|Photo: Breakmould, Flickr.
Most of these meals fall into two categories: interactive advertisements for recent blockbusters or beloved television shows, and lame.
We're focusing on the latter, those toys over the years that were uninspired, nonsensical, or just plain disappointing. Each of these so-called "collectibles" currently languishes in the corners of garages, the bottoms of landfills and in the remote, digital wastelands of eBay.
8. Wendy's French Fry Roadster
Why it's lame: Little boys, and little girls interested in speed and combustion engines want to populate their imaginations with facsimiles of actual cars, not bizarre vehicles that celebrate a mundane activity: the purchasing of french fries. This "roadster" is wholly incompatible with other appropriate toy cars in a fantasy race. A sports car versus a car powered by starch and ketchup? C'mon.
7. KFC Kids Laptop Meal
Why it's lame: There isn't even a toy included in KFC's current offering to tykes. The prize offered is the box itself, which is decorated with fast food factoids and various games. If this were the Great Depression, we could see how a box might be a fun toy -- same with shoelaces and scrap metal. But this meal was designed to crush the lofty, consumerist dreams of little kids pining for plastic knickknacks.
6. Taco Bell "Star Trek III" Glasses
Why it's lame: For many years, fast food restaurants somehow convinced customers to visit their stores in order to collect movie-themed glasses. Maybe back in the 1980s, someone actually thought, "One day, this cheap glass adorned with last week's hit movie will pay for my retirement." Sorry that didn't happen. Plus, we remember this glass, and remember wishing it was an action figure, instead of tacky pop art. A Spock action figure isn't so much fun when he's just a glass full of milk.
5. Subway's Crocodile Hunter
Why it's lame: This toy makes us miss Steve Irwin, the good-natured, hyperactive television personality who loved animals, even while he was desperately trying to wrestle with them. But even way back in 2001, who thought a toy inspired by flop flick "The Crocodile Hunter: Collision Course" would be even remotely fun? It's a wind-up toy featuring a grown man in shorts riding a giant reptile. That kid with the toy dinosaur was laughing at the sprout who was seen playing with this particular bric-a-brac.
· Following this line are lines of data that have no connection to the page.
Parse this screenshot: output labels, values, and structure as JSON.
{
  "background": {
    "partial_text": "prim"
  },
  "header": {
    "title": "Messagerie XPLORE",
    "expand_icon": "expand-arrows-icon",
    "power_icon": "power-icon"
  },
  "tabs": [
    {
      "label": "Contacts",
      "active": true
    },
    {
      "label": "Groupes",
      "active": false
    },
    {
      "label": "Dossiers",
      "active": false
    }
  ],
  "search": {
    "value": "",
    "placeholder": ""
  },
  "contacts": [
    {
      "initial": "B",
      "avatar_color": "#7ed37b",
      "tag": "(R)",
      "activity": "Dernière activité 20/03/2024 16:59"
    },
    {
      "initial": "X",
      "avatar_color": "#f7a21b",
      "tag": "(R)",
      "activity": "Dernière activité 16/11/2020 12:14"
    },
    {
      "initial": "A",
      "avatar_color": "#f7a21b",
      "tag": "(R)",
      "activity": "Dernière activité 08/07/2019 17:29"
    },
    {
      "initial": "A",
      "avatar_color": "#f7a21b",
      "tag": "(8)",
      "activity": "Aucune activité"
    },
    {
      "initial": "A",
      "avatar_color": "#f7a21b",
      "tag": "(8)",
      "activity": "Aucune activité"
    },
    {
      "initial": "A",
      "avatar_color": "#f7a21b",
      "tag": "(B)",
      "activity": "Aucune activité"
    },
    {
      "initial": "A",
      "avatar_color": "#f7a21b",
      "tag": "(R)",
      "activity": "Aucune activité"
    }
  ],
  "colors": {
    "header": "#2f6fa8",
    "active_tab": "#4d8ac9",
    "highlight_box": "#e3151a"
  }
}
4. New Food Changeables
Why it's lame: Most kids would prefer an extra chicken nugget to a cheap plastic toy. Enter this Happy Meal misfire. Normally, it's really a simple formula for toy makers. Robots that transform into cars, helicopters or tanks are cool little-kid catnip. Robots that transform into hotcakes? Not so much. Call us when you've got cannons that fire syrup.
3. Burger King's Rattling, Paddling Riverboat
Why it's lame: It should be noted that the main reason this toy boat is lame is because it caused a major recall, as it was discovered to be a choking hazard. This was not a positive selling point. Also, how many children spend their days idly dreaming about life on a riverboat? There was only one Tom Sawyer, and he was a work of fiction. Heaping a deep misunderstanding of demographic desires on top of the whole "death" thing doomed this toy to utter failure.
2. McDonald's Nature Watch Happy Meal
Why it's lame: McDonald's gets points for attempting to manufacture environmentally friendly toys, like this series of gardening and bird-feeding kits. But there's something about this attempt that feels like it needs the tag line "Motivation Not Included. Parental Nagging Required." If you're going to try to sell gardening as fun, try harder. Why not grow an insect munching Venus flytrap? You're welcome, past marketers. Love, the future.
1. Chick-fil-A Books
Why it's lame: When will fast food restaurants get it? Most kids just want a toy gun, a ball or a robot (that doesn't transform into something lame, like a biscuit). Legendary regional chicken sandwich shop Chick-fil-A recently just rejected the notion of bribing kids with colorful, disposable tchotchkes, and are instead giving out things called "books." Books combine words and pictures in order to inform, teach and entertain ... which is totally lame.
John DeVore has written for Maxim Magazine, The New York Sun, Cracked.com, Comedycentral.com, Esquire.com, Playboy.com and for the award winning political parody Whitehouse.org. Follow him at twitter.com/johndevore.